Kent Martin, 30, said that the program has helped him to meet people in his class and integrate him back into the world of education.

“I’m a non-traditional, military guy and it’s been about 11 years since I’ve been in school,” he said.

Martin also said he would encourage future students to participate in the program.

“I would recommend it to everyone. You get to meet a few of the professors in advance and it’s a huge opportunity,” he explained. “I’m also trying to use the iPad exclusively to take my notes. You get some practice and a head start before school begins.”

With the integration of the iPad into the College of Medicine – Tucson curriculum, Bridge students who opted to use the device instead of paper course materials were able to pick up the devices before the rest of the class. Students were encouraged to take all notes and view every lecture on their iPads in order to become well-versed in the new technology.

In addition to the many educational benefits, students who participated in the program also were given a $500 scholarship to make up for potential loss of wages. They also had the opportunity to adjust to the campus and familiarize themselves with classrooms, the library and other areas of the College.

The numerous program benefits have drawn attention from other schools. Two faculty members from the Southwest College of Naturopathic Medicine visited during the Bridge Program so they too could observe.

“We hope to start a program like this at our campus”, said Becky Clark, MD, dean of faculty and curriculum at the Southwest College of Naturopathic Medicine.

Both Dr. Clark and a fellow faculty member spent a few days in Tucson to observe and evaluate the program. They hope to pilot their own version of the Bridge Program during the winter, if scheduling permits.

Regardless of their ages, the Bridge students continue to compliment what the program has to offer. Also, alumni who have participated in the past still speak very highly of the opportunity to get acclimated before classes began.

Anthony Petelin, MD, from the Class of 2006, said it was an experience that he will never forget.

“With so much excitement, anticipation and uncertainty surrounding the beginning of one's medical career, the Bridge Program provided an early foundation upon which to build throughout medical school,” said Dr. Petelin, who currently works as a dermatologist in California.

He explained that the information he learned proved invaluable.
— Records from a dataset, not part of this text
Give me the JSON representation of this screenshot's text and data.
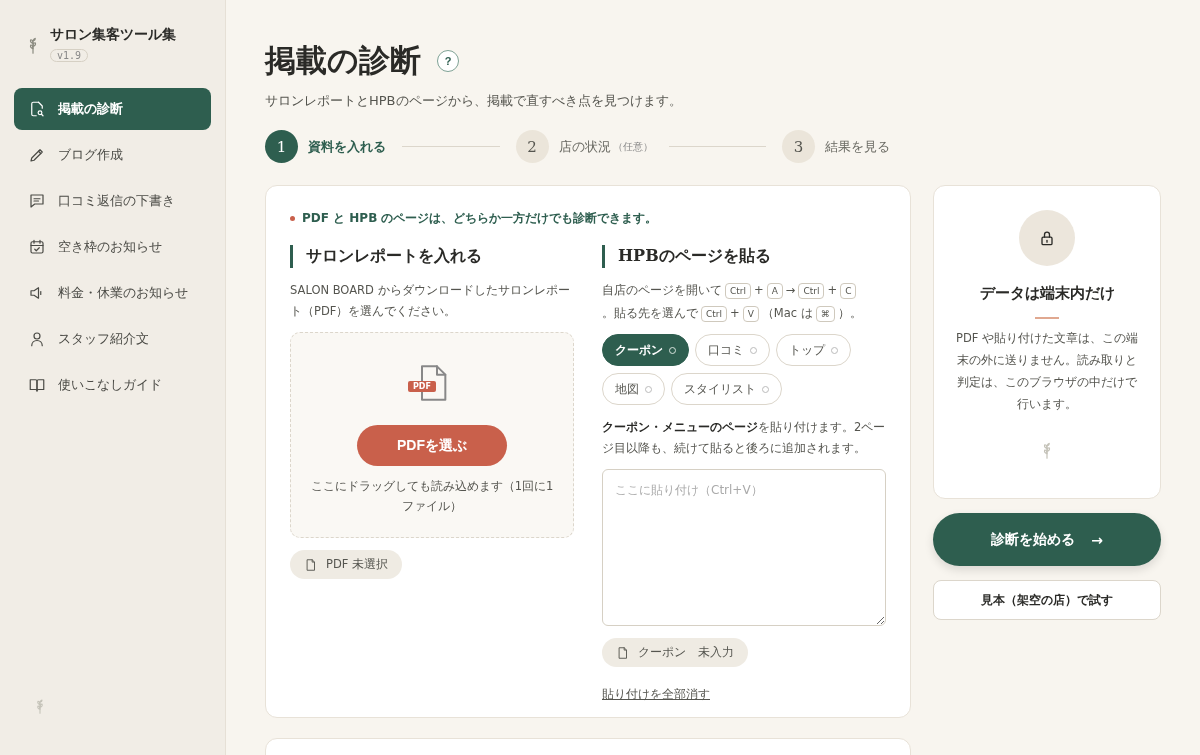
{
  "sidebar": {
    "app_title": "サロン集客ツール集",
    "version": "v1.9",
    "items": [
      {
        "label": "掲載の診断",
        "kind": "doc-search",
        "selected": true
      },
      {
        "label": "ブログ作成",
        "kind": "pencil",
        "selected": false
      },
      {
        "label": "口コミ返信の下書き",
        "kind": "chat",
        "selected": false
      },
      {
        "label": "空き枠のお知らせ",
        "kind": "calendar",
        "selected": false
      },
      {
        "label": "料金・休業のお知らせ",
        "kind": "speaker",
        "selected": false
      },
      {
        "label": "スタッフ紹介文",
        "kind": "person",
        "selected": false
      },
      {
        "label": "使いこなしガイド",
        "kind": "book",
        "selected": false
      }
    ]
  },
  "header": {
    "title": "掲載の診断",
    "help": "?",
    "subtitle": "サロンレポートとHPBのページから、掲載で直すべき点を見つけます。"
  },
  "steps": [
    {
      "number": "1",
      "label": "資料を入れる",
      "selected": true
    },
    {
      "number": "2",
      "label": "店の状況",
      "note": "（任意）",
      "selected": false
    },
    {
      "number": "3",
      "label": "結果を見る",
      "selected": false
    }
  ],
  "input_card": {
    "notice": "PDF と HPB のページは、どちらか一方だけでも診断できます。",
    "pdf_section": {
      "heading": "サロンレポートを入れる",
      "description": "SALON BOARD からダウンロードしたサロンレポート（PDF）を選んでください。",
      "file_badge": "PDF",
      "choose_button": "PDFを選ぶ",
      "drop_hint": "ここにドラッグしても読み込めます（1回に1ファイル）",
      "status": "PDF 未選択"
    },
    "hpb_section": {
      "heading": "HPBのページを貼る",
      "instructions": [
        {
          "kind": "text",
          "text": "自店のページを開いて"
        },
        {
          "kind": "key",
          "text": "Ctrl"
        },
        {
          "kind": "text",
          "text": "+"
        },
        {
          "kind": "key",
          "text": "A"
        },
        {
          "kind": "text",
          "text": "→"
        },
        {
          "kind": "key",
          "text": "Ctrl"
        },
        {
          "kind": "text",
          "text": "+"
        },
        {
          "kind": "key",
          "text": "C"
        },
        {
          "kind": "text",
          "text": "。貼る先を選んで"
        },
        {
          "kind": "key",
          "text": "Ctrl"
        },
        {
          "kind": "text",
          "text": "+"
        },
        {
          "kind": "key",
          "text": "V"
        },
        {
          "kind": "text",
          "text": "（Mac は"
        },
        {
          "kind": "key",
          "text": "⌘"
        },
        {
          "kind": "text",
          "text": "）。"
        }
      ],
      "tabs": [
        {
          "label": "クーポン",
          "selected": true,
          "filled": false
        },
        {
          "label": "口コミ",
          "selected": false,
          "filled": false
        },
        {
          "label": "トップ",
          "selected": false,
          "filled": false
        },
        {
          "label": "地図",
          "selected": false,
          "filled": false
        },
        {
          "label": "スタイリスト",
          "selected": false,
          "filled": false
        }
      ],
      "tab_description": "**クーポン・メニューのページ**を貼り付けます。2ページ目以降も、続けて貼ると後ろに追加されます。",
      "paste_field": {
        "placeholder": "ここに貼り付け（Ctrl+V）"
      },
      "status": {
        "label": "クーポン",
        "value": "未入力"
      },
      "clear_link": "貼り付けを全部消す"
    }
  },
  "privacy_card": {
    "title": "データは端末内だけ",
    "body": "PDF や貼り付けた文章は、この端末の外に送りません。読み取りと判定は、このブラウザの中だけで行います。"
  },
  "start_button": {
    "label": "診断を始める",
    "arrow": "→"
  },
  "sample_button": "見本（架空の店）で試す"
}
“I learned better study habits and got an early exposure to the type of complex scientific rhetoric and material which would continue throughout my career. I also made, and still maintain, many lasting friendships from those first few weeks. There's nothing like the first day of school, and participating in the Bridge Program alleviated so much of the anxiety surrounding the start of such a big endeavor that when the first day really did arrive, I felt ready,” he explained.

As Dr. Petelin mentioned, a goal of the Bridge Program is to help students interact with one other, in hopes of their obtaining study partners for the future.

“We encourage the students to find study groups. We hope that they will test each other, not just study together,” Dr. Tischler said.

He also said that he hopes to be a part of the program for about nine more years.

“My current plan overall is to teach at least up to my 40th medical class. It will be 32 this fall, which will be my 25th Bridge group,” he explained.